The last chapter of Sengupta’s book is devoted to Aung San Suu Kyi. Sengupta frames the chapter by discussing Aung San Suu Kyi’s controversial 2013 decision to support the Letpadaung copper mine, and uses it as the starting point for a portraying her as a pragmatic leader in many different ways. In this section, Sengupta interweaves the development of Aung San Suu Kyi’s political thought, analyzing the importance of her connection to her father Aung San, with a biographical narrative. Sengupta is particularly interested in the parallels and connections between the political philosophies of Aung San Suu Kyi and Gandhi. As with each of the other women she writes about, Sengupta analyzes the significance of gender in delineating the territory of Aung San Suu Kyi’s leadership. The opposition portrayed her as “a sort of new-age Supaya-Lat” (p. 323), while, Sengupta writes Aung San Suu Kyi’s image is also “tethered to one of the most powerful female stereotypes of Burmese cultural tradition—amay or mother” (p. 324).
Sengupta’s blend of literary, biographical, and political analysis is often fascinating, and the research that supports her analysis is thorough. If this book has a weakness, it is in the organization, which is not always clear. In the first chapter for example, Sengupta narrates Khin Myo Chit’s youth in the 1920s and entrance into nationalist politics in the 1930s, setting her involvement in historical context. She brings the narrative up to the Second World War, and the abruptly returns to the 1920s in the next section, to discuss Gandhi’s influence on Burmese politics.
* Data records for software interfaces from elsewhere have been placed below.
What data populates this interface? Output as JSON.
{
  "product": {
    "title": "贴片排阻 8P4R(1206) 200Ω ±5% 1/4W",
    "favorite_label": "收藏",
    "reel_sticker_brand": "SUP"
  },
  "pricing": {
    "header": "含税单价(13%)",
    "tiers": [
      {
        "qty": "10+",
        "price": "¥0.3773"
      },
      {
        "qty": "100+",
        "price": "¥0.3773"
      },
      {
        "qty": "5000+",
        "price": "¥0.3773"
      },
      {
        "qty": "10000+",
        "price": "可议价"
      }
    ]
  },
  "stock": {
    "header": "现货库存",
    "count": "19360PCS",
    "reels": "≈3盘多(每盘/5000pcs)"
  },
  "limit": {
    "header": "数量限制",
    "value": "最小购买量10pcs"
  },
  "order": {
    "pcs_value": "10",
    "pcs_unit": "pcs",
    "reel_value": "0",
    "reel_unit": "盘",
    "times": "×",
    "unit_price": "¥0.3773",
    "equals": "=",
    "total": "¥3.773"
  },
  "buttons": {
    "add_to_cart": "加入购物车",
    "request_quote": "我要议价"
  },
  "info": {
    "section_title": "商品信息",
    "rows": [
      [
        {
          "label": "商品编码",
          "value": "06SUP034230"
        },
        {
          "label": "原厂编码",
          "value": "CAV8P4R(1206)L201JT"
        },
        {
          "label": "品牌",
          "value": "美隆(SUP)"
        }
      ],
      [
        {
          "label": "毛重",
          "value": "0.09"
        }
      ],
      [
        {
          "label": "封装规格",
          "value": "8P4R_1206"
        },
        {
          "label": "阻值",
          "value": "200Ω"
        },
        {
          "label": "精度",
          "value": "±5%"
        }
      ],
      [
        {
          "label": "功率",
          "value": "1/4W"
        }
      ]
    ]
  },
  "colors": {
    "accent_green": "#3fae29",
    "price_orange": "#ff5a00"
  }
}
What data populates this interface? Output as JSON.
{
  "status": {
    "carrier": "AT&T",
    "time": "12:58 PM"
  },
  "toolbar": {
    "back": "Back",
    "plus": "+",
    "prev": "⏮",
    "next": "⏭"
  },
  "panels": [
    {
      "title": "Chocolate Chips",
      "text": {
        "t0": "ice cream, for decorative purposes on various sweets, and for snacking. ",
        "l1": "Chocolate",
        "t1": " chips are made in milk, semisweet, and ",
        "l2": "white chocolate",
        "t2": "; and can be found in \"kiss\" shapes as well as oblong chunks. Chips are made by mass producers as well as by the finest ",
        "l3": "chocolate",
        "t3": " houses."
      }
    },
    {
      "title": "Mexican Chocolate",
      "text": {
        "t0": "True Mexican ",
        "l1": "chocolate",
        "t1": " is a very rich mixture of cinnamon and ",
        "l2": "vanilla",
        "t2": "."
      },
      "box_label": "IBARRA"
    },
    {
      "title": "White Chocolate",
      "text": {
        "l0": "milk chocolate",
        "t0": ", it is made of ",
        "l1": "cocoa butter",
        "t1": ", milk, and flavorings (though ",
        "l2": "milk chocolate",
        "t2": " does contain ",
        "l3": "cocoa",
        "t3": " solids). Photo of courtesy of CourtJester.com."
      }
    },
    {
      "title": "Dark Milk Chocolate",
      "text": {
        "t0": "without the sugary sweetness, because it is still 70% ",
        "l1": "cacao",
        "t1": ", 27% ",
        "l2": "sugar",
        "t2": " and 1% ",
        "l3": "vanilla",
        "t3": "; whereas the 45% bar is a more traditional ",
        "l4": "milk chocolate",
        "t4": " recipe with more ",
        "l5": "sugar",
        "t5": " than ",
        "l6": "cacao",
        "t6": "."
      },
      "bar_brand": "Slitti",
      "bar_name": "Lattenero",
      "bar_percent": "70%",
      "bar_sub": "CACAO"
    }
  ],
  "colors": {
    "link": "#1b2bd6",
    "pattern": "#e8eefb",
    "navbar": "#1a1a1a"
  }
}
Overall, however, this is a minor flaw, and this book is a significant scholarly achievement that will be of interest to scholars of Myanmar and of gender in twentieth century Southeast Asia.
History Department, Washington State University